The ZRT Laboratory Blog

The ZRT Blog is an extensive resource for patients and health care providers searching for health and hormone testing information. Here, you can read about ZRT’s cutting edge research, advances in testing, wellness advice, and health industry highlights.



Dr. Allison Smith

Allison Smith, ND is a Clinical Consultant at ZRT Laboratory.


Recent Posts

5 Steps to a Healthier Brain in 2017

Posted by Dr. Allison Smith on Tuesday, 31 January

ThinkstockPhotos-478921850.jpg

We're in a new year now and it seems like everyone's weighing in on the 5 or 10 or 20 things you and I should be doing to improve our health and wellness this year. It is January, after all, and it’s time to start setting priorities. There are tons of great ideas out there! Here are my top 5 for 2017. If you want to improve brain health, you need to make sure it gets enough oxygen, nutrition, and anti-oxidant support so that’s the unifying theme. I have a feeling if everyone did these, in 20 years we’d have fewer cases of psychological dysfunction and of neurodegenerative disease. 

Read More

Testing Urinary Neurotransmitters? Avoid the Big 5

Posted by Dr. Allison Smith on Thursday, 06 October

ThinkstockPhotos-545997818_1.jpg

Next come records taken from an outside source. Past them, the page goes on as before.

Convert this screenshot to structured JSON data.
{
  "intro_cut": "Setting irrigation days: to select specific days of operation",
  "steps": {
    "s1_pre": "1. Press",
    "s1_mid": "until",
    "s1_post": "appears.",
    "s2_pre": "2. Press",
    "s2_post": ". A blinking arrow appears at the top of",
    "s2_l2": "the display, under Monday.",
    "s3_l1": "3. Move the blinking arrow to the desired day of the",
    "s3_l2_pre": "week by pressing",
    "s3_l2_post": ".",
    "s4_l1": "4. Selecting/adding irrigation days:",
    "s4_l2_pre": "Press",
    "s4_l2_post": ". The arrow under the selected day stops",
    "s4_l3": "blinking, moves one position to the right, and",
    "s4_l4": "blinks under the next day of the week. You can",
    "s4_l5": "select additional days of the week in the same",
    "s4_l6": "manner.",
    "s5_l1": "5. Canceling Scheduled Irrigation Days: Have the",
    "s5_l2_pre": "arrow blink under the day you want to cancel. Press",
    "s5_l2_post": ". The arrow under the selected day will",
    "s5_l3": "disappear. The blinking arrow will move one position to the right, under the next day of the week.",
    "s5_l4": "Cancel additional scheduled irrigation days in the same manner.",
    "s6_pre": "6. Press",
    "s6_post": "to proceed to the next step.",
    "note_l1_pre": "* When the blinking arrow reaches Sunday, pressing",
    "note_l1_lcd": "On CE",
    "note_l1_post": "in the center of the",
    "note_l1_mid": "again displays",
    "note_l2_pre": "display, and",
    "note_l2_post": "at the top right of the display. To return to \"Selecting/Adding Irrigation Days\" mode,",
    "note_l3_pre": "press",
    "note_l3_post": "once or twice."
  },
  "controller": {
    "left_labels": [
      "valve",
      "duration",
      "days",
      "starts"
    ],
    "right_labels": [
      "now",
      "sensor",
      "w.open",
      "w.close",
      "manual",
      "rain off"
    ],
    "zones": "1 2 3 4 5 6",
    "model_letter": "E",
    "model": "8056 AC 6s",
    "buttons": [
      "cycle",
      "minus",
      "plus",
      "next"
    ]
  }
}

Food is medicine. It’s well understood that the food we eat provides the amino acids, micronutrients (eg., vitamins and minerals) and macronutrients (proteins, fats and carbohydrates) we need to sustain our lives. However, it may come as a surprise to know that some foods contain more than just the amino acid precursors to neurotransmitters and actually contain high levels of some neurotransmitters themselves like serotonin1 and dopamine2. For some people, a diet rich in those foods that are high in neurotransmitters lends just the balance they need to feel well in lieu of psychotropic medication. As an example, someone who struggles with irritability and a low mood might try a diet rich in serotonin and vitamin B6-containing foods like bananas, walnuts and pineapples. But when you’re testing neurotransmitters in the urine, these foods in fact can cause problems with the testing.

Read More

On Prostate Cancer Prevention – Identifying Areas of Susceptibility

Posted by Dr. Allison Smith on Friday, 24 June

ThinkstockPhotos-135384606-172098-edited.jpg

In our current medical paradigm, screening for cancer is considered a preventive measure by virtue of providing an earlier diagnosis. Getting an early jump on a disease process like cancer makes treatment exponentially easier and outcomes generally better. Under the current guidelines, that early jump on prostate cancer starts at age 55 for men at low to moderate risk and 40-45 for men at high risk. It takes years for cancer to grow to a detectable point after the tumor's initial induction from a normal cell to a cancerous one. There's been a lot of research done to determine what those inducers are and how they work. Three of these inducers are simple to test for and completely modifiable with treatment and/or avoidance:

  • Bisphenol A
  • Arsenic
  • Catechol estrogens

Read More

The Cortisol Awakening Response in Addressing Adrenal Function

Posted by Dr. Allison Smith on Friday, 04 March

ThinkstockPhotos-stk84639cor.jpg

Diurnal Rhythm Assessment

Thirty minutes after awakening from a good night's sleep, cortisol levels are at the highest they'll be all day. Following the morning peak, cortisol levels then fall to less than half that peak level by noon. They continue to drop to very low levels at night where they stay low during the sleep hours. Some individuals have a sharp rise to reach morning levels, others a more gradual incline. Looking at cortisol levels graphed during the day, any abnormal elevation, or depression of levels, or a loss of the expected curve with its characteristic morning peak and swooping decline towards evening may suggest HPA axis dysfunction – which is what we're most interested in assessing when we're looking at a 4-point salivary cortisol test.

Read More